At this point, you've probably heard that most Americans don't use up the amount of vacation days they're given each year — and if you've been hoarding yours, now is the time to start using them. When you're feeling serious work burnout, the answer isn't always to keep doing more to distract yourself. Sometimes, the answer is stepping away and taking a short break. Don't plan a staycation where you only want to get things done around the house, either — plan an actual vacation. You can do this even if you don't have a ton of money! Go somewhere close by rather than something extravagant. Set up a few weekend trips over the next few months. Or, plan a staycation where you actually make a point of relaxing.
Science has repeatedly shown that being social and having relationships with others is an important step in being happier. If you're feeling work burnout, you might just want to be alone, but you should push yourself to go out at least once or twice a week. Making time to see friends, even if you're just having a glass of wine in your kitchen, will cheer you up and keep you from focusing on your job so much.
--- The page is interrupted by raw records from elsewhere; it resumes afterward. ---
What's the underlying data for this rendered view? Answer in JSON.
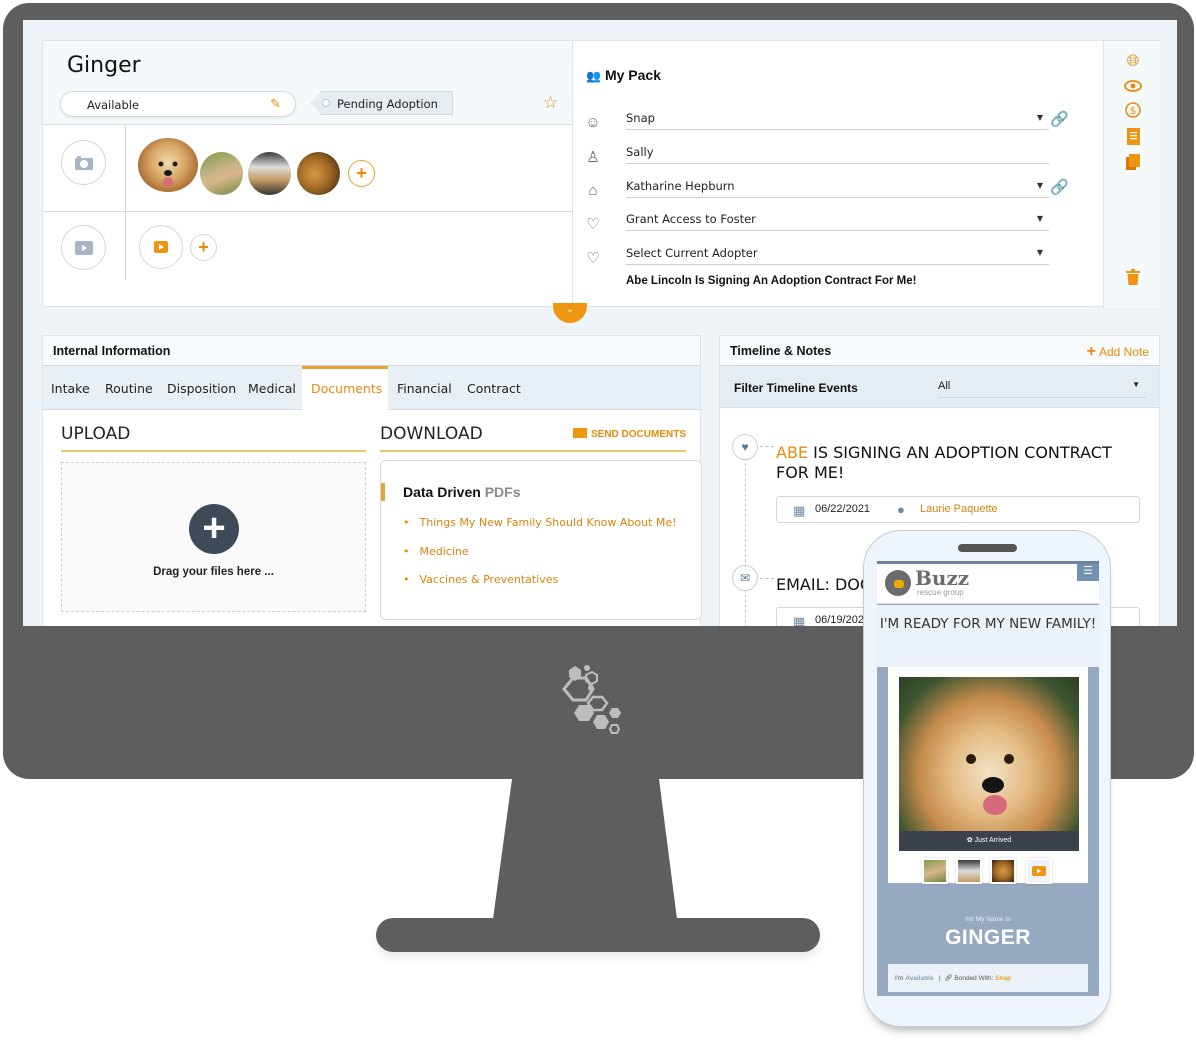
{
  "profile": {
    "pet_name": "Ginger",
    "status": "Available",
    "pending_tag": "Pending Adoption",
    "photos_count": 4,
    "videos_count": 1
  },
  "pack": {
    "title": "My Pack",
    "rows": [
      {
        "icon": "dog-icon",
        "value": "Snap",
        "dropdown": true,
        "linked": true
      },
      {
        "icon": "person-icon",
        "value": "Sally",
        "dropdown": false,
        "linked": false
      },
      {
        "icon": "home-heart-icon",
        "value": "Katharine Hepburn",
        "dropdown": true,
        "linked": true
      },
      {
        "icon": "hand-heart-icon",
        "value": "Grant Access to Foster",
        "dropdown": true,
        "linked": false
      },
      {
        "icon": "heart-icon",
        "value": "Select Current Adopter",
        "dropdown": true,
        "linked": false
      }
    ],
    "note": "Abe Lincoln Is Signing An Adoption Contract For Me!"
  },
  "side_icons": [
    "globe-icon",
    "eye-icon",
    "dollar-icon",
    "document-icon",
    "copy-icon",
    "trash-icon"
  ],
  "internal": {
    "title": "Internal Information",
    "tabs": [
      "Intake",
      "Routine",
      "Disposition",
      "Medical",
      "Documents",
      "Financial",
      "Contract"
    ],
    "active_tab": "Documents",
    "upload": {
      "title": "UPLOAD",
      "drop_text": "Drag your files here ..."
    },
    "download": {
      "title": "DOWNLOAD",
      "send_label": "SEND DOCUMENTS",
      "heading_bold": "Data Driven",
      "heading_muted": "PDFs",
      "items": [
        "Things My New Family Should Know About Me!",
        "Medicine",
        "Vaccines & Preventatives"
      ]
    }
  },
  "timeline": {
    "title": "Timeline & Notes",
    "add_note": "Add Note",
    "filter_label": "Filter Timeline Events",
    "filter_value": "All",
    "events": [
      {
        "highlight": "ABE",
        "title": " IS SIGNING AN ADOPTION CONTRACT FOR ME!",
        "date": "06/22/2021",
        "user": "Laurie Paquette"
      },
      {
        "highlight": "",
        "title": "EMAIL: DOC",
        "date": "06/19/2021",
        "user": ""
      }
    ]
  },
  "phone": {
    "brand": "Buzz",
    "brand_sub": "rescue group",
    "hero": "I'M READY FOR MY NEW FAMILY!",
    "badge": "Just Arrived",
    "greeting": "Hi! My Name is",
    "name": "GINGER",
    "status_prefix": "I'm",
    "status_value": "Available",
    "bonded_label": "Bonded With:",
    "bonded_value": "Snap"
  },
  "colors": {
    "accent": "#e88a0c",
    "monitor": "#5e5e5e",
    "phone_bg": "#96a9c0"
  }
}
On top of that, hanging with friends can give you people to vent to, and sometimes you might need that release. Opening up to others is a great way to get advice you might need and to feel a little bit less alone. Just make sure not every social gathering involves you talking about work.
When you're experiencing job burnout, mornings can be really tough. You feel unmotivated, and waking up to get ready for another long day of work can feel impossible. Do something to make your mornings a little more enjoyable so they aren't just about getting ready for work. Wake up a little earlier and set aside time to eat breakfast, take a walk, read a book, or do some yoga. You can do whatever you want, and it doesn't have to be an extra hour — even an extra 20 minutes could make a difference.
If you feel like you have no one to talk to at work, that can really make burnout worse. If possible, try to get friendly with the people you see every day. Work can really become so much more enjoyable if you have friends there. They don't need to be your best friends, but having someone you can talk to and laugh with throughout the day will definitely make things more bearable.
Working out is a proven way to get rid of stress, anxiety, and general unhappiness. Exercise will make you feel more energetic and motivated — it can just make you feel a little more free. Find something you genuinely like to do so it doesn't feel like such a chore. Maybe some days, you need a relaxing yoga class, while other days you'd rather do something intense like cardio or kickboxing. If you can, take a walk or go for a run outside to get some fresh air for an extra boost of endorphins.
There's a reason breaks are mandatory for employees — sometimes you absolutely need them for the sake of your mental health. If you're feeling job burnout, start taking a small break at least once a day. If you get a lunch break, take it. Even if you just get 20 minutes, going for a walk, sitting somewhere that isn't your office, or even getting together with a friend can really make your entire day better.
Once upon a time, it was easy to leave your job at the end of the day, go home, and disconnect for a few hours. Today, with email notifications popping up on your cell phone, it's not so easy. It can be hard to just ignore things, but your time off should be your time. So, give yourself at least a half hour without technology each night. Put your phone away, keep the TV off, and hide your laptop. Having that time to recharge without staring at a screen is way better than it sounds.